This is what we today would call the poem as holophrasis, or a holophrastic expression; by definition, such a structure condenses in itself a huge semantic context which is impossible to describe in a few words.
This word has turned into a holophrastic one reflecting one's need of everything good and valuable.
Quine's holophrastic account of observation sentences yields the doctrine of ontological indeterminacy.
He described holophrastic words as "words which express the whole thing or idea, undivided, unanalyzed" (Lieber 1837:167).
That's Raven Talk": Holophrastic Readings of Contemporary Indigenous Literatures.
They may have been at a holophrastic stage, or they may have had nearly full human language--it is difficult to imagine any way to tell.
1 The overemphasis on collocation at the expense of holophrastic comprehension may be the result of syntactocentrism and so should be reviewed.

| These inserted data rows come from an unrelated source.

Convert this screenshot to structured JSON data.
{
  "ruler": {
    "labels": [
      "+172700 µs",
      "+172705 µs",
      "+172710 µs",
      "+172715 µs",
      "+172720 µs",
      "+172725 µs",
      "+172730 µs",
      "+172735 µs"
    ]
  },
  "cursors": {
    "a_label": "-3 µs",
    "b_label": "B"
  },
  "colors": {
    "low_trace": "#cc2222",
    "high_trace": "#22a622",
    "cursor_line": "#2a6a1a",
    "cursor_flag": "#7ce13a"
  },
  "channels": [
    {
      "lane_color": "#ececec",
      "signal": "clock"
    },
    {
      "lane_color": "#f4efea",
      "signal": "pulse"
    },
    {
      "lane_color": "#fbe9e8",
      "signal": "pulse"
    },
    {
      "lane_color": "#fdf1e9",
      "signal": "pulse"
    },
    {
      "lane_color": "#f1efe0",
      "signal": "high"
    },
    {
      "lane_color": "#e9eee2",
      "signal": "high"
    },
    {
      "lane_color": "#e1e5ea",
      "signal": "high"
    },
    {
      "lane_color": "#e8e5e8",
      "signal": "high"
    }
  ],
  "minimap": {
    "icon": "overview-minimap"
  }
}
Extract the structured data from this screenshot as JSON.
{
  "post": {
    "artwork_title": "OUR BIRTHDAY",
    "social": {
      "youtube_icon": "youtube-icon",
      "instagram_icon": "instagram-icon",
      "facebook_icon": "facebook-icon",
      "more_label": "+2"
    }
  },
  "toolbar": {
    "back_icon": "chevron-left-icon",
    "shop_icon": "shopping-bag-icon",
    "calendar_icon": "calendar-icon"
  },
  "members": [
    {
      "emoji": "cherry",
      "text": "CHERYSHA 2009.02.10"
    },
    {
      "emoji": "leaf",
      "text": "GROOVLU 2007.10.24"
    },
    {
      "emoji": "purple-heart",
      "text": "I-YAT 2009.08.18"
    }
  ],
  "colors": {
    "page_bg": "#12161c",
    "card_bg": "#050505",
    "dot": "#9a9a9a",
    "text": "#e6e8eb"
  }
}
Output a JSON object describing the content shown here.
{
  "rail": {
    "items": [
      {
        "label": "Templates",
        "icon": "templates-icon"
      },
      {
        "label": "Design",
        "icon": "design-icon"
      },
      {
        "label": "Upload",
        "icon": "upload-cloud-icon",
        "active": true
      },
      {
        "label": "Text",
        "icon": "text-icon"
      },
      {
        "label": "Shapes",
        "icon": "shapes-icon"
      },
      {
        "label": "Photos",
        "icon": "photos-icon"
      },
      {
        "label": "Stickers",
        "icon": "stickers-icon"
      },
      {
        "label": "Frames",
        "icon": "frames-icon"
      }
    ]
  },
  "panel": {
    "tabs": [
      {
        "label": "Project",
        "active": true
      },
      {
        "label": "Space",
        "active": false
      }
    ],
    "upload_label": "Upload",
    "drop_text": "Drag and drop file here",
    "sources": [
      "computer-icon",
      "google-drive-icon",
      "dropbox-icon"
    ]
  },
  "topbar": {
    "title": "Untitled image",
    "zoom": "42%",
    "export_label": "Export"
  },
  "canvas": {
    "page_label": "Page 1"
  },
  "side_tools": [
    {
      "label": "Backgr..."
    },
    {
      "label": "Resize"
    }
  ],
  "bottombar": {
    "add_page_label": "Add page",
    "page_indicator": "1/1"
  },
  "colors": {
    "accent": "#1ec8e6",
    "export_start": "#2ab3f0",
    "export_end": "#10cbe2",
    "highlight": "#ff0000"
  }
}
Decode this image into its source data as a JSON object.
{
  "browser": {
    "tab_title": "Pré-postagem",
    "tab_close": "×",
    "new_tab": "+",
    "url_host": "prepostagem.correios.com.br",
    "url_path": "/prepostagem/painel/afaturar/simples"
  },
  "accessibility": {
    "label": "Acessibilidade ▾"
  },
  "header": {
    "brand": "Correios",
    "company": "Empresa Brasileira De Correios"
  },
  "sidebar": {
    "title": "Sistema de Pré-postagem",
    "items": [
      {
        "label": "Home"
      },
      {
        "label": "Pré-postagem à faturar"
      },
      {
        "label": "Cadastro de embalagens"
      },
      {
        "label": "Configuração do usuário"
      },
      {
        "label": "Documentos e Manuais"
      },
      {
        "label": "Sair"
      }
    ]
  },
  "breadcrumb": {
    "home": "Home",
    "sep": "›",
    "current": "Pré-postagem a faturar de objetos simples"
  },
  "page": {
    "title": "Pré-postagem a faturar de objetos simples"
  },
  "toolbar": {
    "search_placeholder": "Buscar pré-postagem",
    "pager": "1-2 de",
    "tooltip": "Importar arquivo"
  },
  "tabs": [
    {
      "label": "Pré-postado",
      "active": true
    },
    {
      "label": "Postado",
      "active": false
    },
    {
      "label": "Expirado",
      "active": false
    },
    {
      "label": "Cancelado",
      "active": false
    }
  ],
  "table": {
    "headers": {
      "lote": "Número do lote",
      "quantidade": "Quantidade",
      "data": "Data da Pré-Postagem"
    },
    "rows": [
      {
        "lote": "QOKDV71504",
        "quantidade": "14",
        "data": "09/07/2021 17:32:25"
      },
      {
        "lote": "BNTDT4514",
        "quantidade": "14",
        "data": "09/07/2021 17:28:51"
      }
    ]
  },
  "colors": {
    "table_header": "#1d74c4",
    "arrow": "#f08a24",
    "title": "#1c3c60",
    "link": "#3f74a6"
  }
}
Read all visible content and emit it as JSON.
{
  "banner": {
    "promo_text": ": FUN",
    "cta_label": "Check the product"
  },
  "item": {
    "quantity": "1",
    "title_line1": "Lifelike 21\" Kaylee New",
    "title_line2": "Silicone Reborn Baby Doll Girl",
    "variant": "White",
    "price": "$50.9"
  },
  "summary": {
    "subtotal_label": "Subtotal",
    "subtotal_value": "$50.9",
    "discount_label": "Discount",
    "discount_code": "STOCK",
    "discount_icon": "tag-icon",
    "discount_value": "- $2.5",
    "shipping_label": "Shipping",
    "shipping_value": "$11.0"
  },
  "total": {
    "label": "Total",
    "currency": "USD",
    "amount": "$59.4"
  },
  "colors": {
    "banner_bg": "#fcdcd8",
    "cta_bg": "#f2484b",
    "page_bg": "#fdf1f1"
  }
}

The first, called casual realism, arises around two years of age and has the peculiarity that the child attributes a particular meaning to a sign made, as with a holophrastic language in which a single word takes on the meaning of an entire phrase.
An Act will often be expressed, especially in spoken language, as a holophrastic expression, if the speaker considers that the content of such an expression is all that is required in at that point in the discourse, although much more complex Acts are, of course, possible.
All children were at the holophrastic stage of language development at the beginning of the study.
The child's first so-called holophrastic enunciations include gesture, the object, and vocal emission.
Animal cries, to use a more recent formulation, tend to be holophrastic, simple cries or series of such cries not susceptible of analysis.